Despite the fact that my dad was born near New Orleans and also had a Choctaw grandmother (both are critical elements in a gumbo story), I didn’t think I’d made gumbo before. In fact, I had to do a little research and memory jogging…
When you google Chicken and Noodles, there are over 23 million results. Anyone who cooks and isn’t a vegetarian has probably made some variation on the Chicken and Noodles theme, such as this one from a couple of years ago on this very blog:
I will promise you that not every pot of chicken and noodles is created equally, despite the therapeutic advantages of most of them. I could say more, but perhaps you yourself remember tasteless or greasy noodle messes you were forced to endure somewhere. These deconstructed chicken and noodles — as it were –aren’t either of those things. Neither are they the typical chicken and noodles all together in a big pot and ladled into deep bowls to warm you up or chase away a cold. (Though this might do both anyway.) This meal is perhaps simpler, but is definitely just as satisfying and has the added bonus of several cups of fresh baby kale. Is it faster than a pot of chicken and noodles? It’s probably faster than most of them, but not as fast as my Chicken and Noodles Fast! (above)Continue reading →
Weren’t you just waiting for soup with alcohol? A bit of sherry stirred in at the end makes this soup even better.

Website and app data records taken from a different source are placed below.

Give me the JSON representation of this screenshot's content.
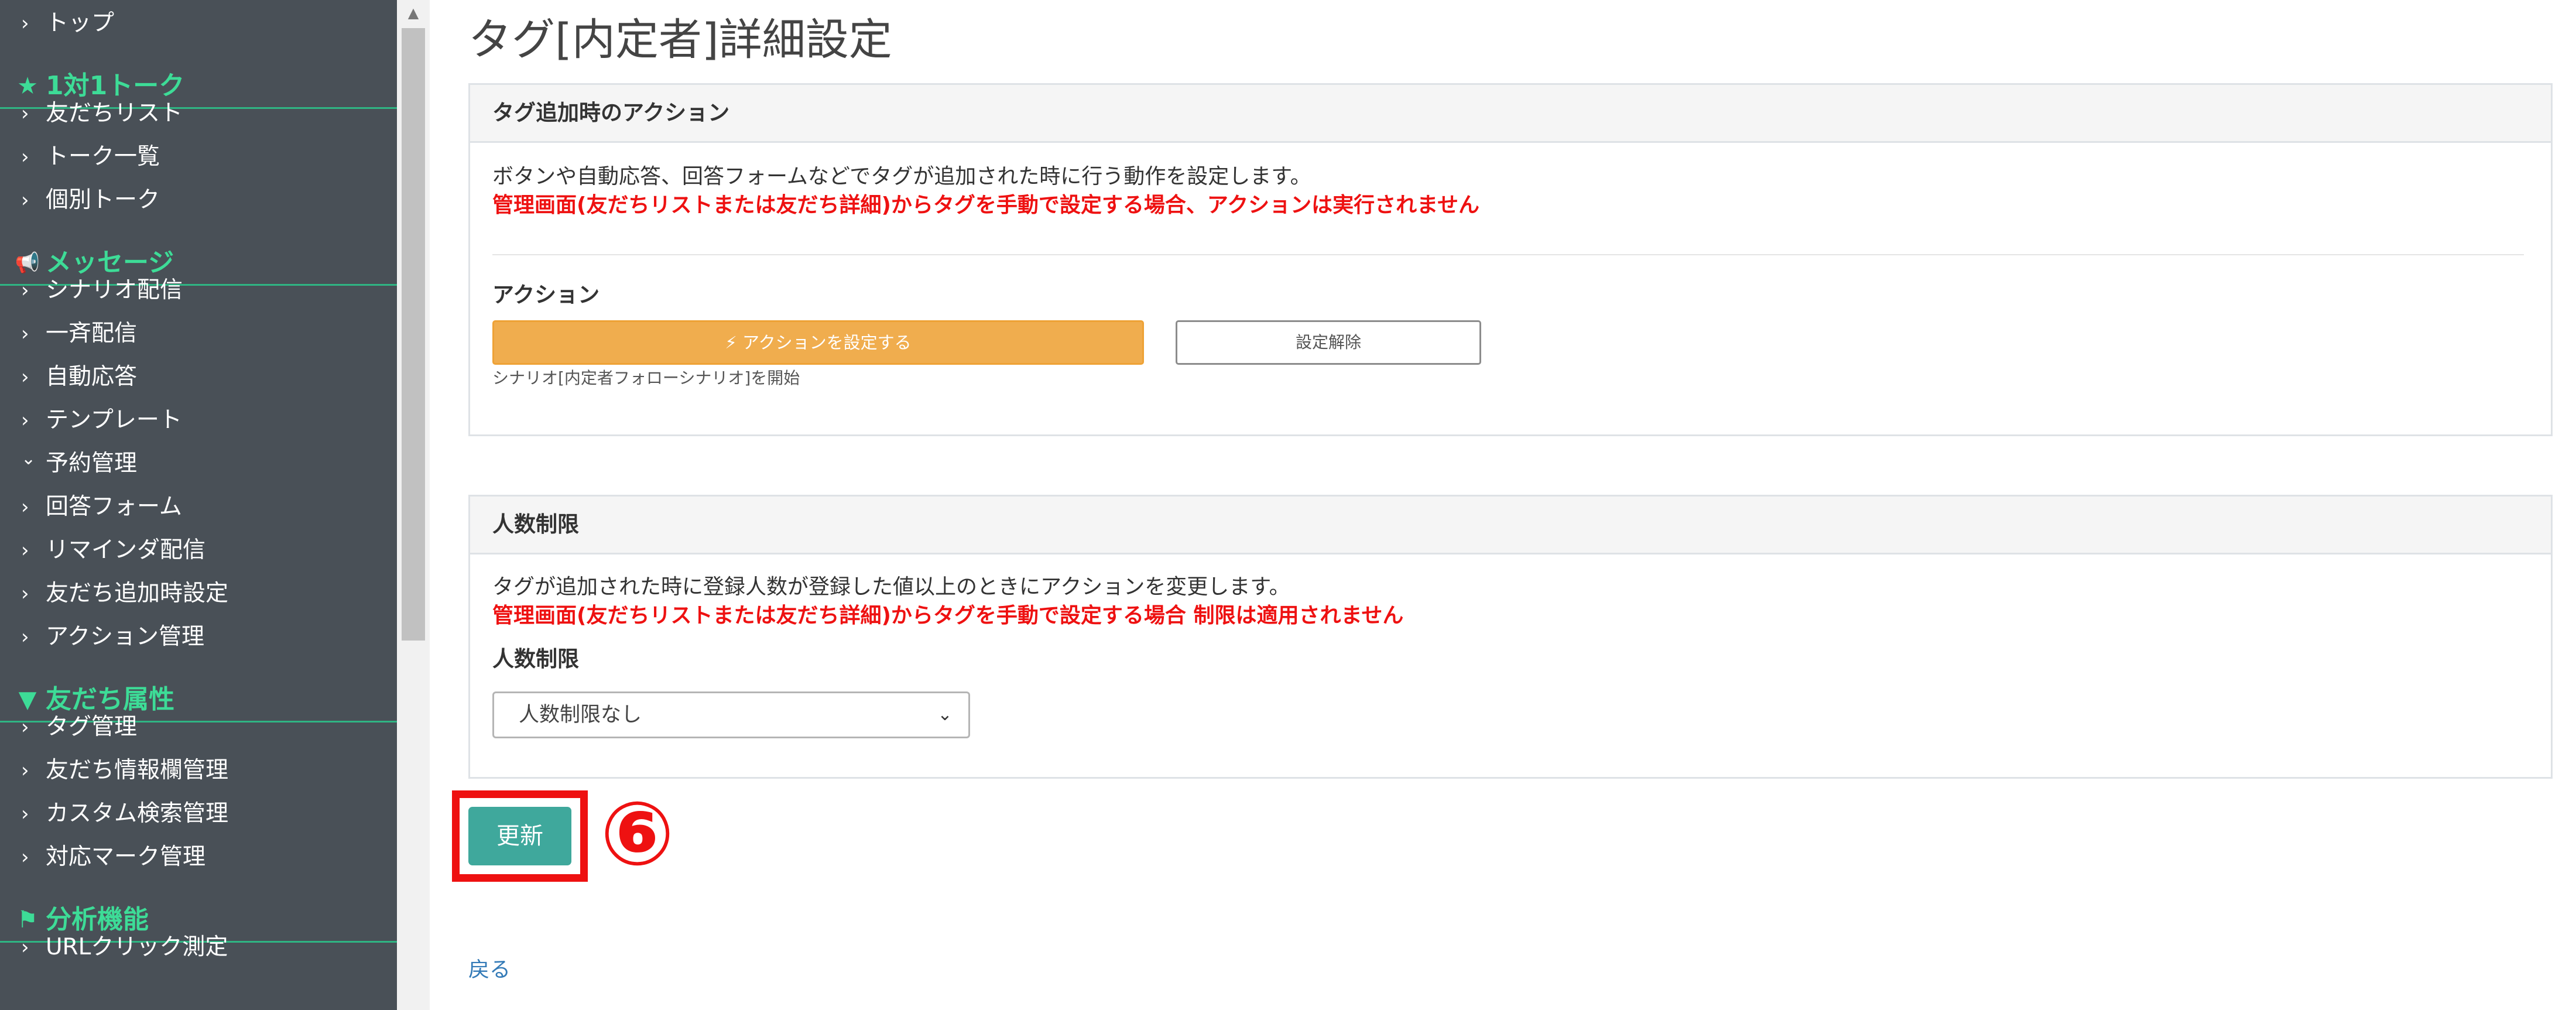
{
  "sidebar": {
    "items": [
      {
        "kind": "item",
        "icon": "chevron-right-icon",
        "label": "トップ"
      },
      {
        "kind": "head",
        "icon": "star-icon",
        "label": "1対1トーク"
      },
      {
        "kind": "item",
        "icon": "chevron-right-icon",
        "label": "友だちリスト"
      },
      {
        "kind": "item",
        "icon": "chevron-right-icon",
        "label": "トーク一覧"
      },
      {
        "kind": "item",
        "icon": "chevron-right-icon",
        "label": "個別トーク"
      },
      {
        "kind": "head",
        "icon": "megaphone-icon",
        "label": "メッセージ"
      },
      {
        "kind": "item",
        "icon": "chevron-right-icon",
        "label": "シナリオ配信"
      },
      {
        "kind": "item",
        "icon": "chevron-right-icon",
        "label": "一斉配信"
      },
      {
        "kind": "item",
        "icon": "chevron-right-icon",
        "label": "自動応答"
      },
      {
        "kind": "item",
        "icon": "chevron-right-icon",
        "label": "テンプレート"
      },
      {
        "kind": "item",
        "icon": "chevron-down-icon",
        "label": "予約管理"
      },
      {
        "kind": "item",
        "icon": "chevron-right-icon",
        "label": "回答フォーム"
      },
      {
        "kind": "item",
        "icon": "chevron-right-icon",
        "label": "リマインダ配信"
      },
      {
        "kind": "item",
        "icon": "chevron-right-icon",
        "label": "友だち追加時設定"
      },
      {
        "kind": "item",
        "icon": "chevron-right-icon",
        "label": "アクション管理"
      },
      {
        "kind": "head",
        "icon": "filter-icon",
        "label": "友だち属性"
      },
      {
        "kind": "item",
        "icon": "chevron-right-icon",
        "label": "タグ管理"
      },
      {
        "kind": "item",
        "icon": "chevron-right-icon",
        "label": "友だち情報欄管理"
      },
      {
        "kind": "item",
        "icon": "chevron-right-icon",
        "label": "カスタム検索管理"
      },
      {
        "kind": "item",
        "icon": "chevron-right-icon",
        "label": "対応マーク管理"
      },
      {
        "kind": "head",
        "icon": "flag-icon",
        "label": "分析機能"
      },
      {
        "kind": "item",
        "icon": "chevron-right-icon",
        "label": "URLクリック測定"
      }
    ]
  },
  "page": {
    "title": "タグ[内定者]詳細設定"
  },
  "action_card": {
    "title": "タグ追加時のアクション",
    "description": "ボタンや自動応答、回答フォームなどでタグが追加された時に行う動作を設定します。",
    "warning": "管理画面(友だちリストまたは友だち詳細)からタグを手動で設定する場合、アクションは実行されません",
    "action_label": "アクション",
    "set_button_label": "アクションを設定する",
    "clear_button_label": "設定解除",
    "current_action": "シナリオ[内定者フォローシナリオ]を開始"
  },
  "limit_card": {
    "title": "人数制限",
    "description": "タグが追加された時に登録人数が登録した値以上のときにアクションを変更します。",
    "warning": "管理画面(友だちリストまたは友だち詳細)からタグを手動で設定する場合 制限は適用されません",
    "limit_label": "人数制限",
    "selected_option": "人数制限なし"
  },
  "footer": {
    "update_label": "更新",
    "step_marker": "⑥",
    "back_label": "戻る"
  },
  "colors": {
    "sidebar_bg": "#495057",
    "sidebar_accent": "#3ddc97",
    "action_button": "#f0ad4e",
    "update_button": "#3fa89c",
    "warning_text": "#ee1111",
    "highlight": "#ee1111"
  }
}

Welcome to the new More Time at the Table on WordPress.com! This blog has been hosted by Blogger for the past four-plus years and will be published at both urls until all the kinks are worked out of the transition process. Do change your bookmarks or links, please, and follow me here on Word Press! Great thanks to my gorgeous daughter Emily who managed the migration. So cool to have smart kids!
In January it’s so nice
While slippin’ on the slidin’ ice
To sip hot chicken soup with rice
Sippin’ once, sippin’ twice
Sippin’ chicken soup with rice..
Lyrics (original text) by Maurice Sendak. Music by Carole King, Really Rosie. (Click here to listen.) First published in the book Chicken Soup with Rice, part of the Nutshell Library.
As a student in library school, I once was in charge of a weekend seminar about famed children’s author, Maurice Sendak. I had to plan the event from soup to nuts, including speeches, lunches, lodging, etc. I also had to invite the man himself. I was flabbergasted when he accepted. I was near collapse when his assistant called a few days ahead, and citing illness, informed me the author would need to miss this particular conference. Hundreds of people from miles around were nearly on their way. Crushing… But, still–the weekend went on as planned….though we certainly missed the main attraction. No great matter in the long run, though, I never lost my deep and sincere admiration for this talented, innovative author, nor my love for his sweet lyrics about one of my favorite soups ever, Chicken Soup with Rice! All of my children heard and read the Sendak books (Remember Where the Wild Things Are?) and we kept the REALLY ROSIE book around until…well, actually I still have it. Continue reading →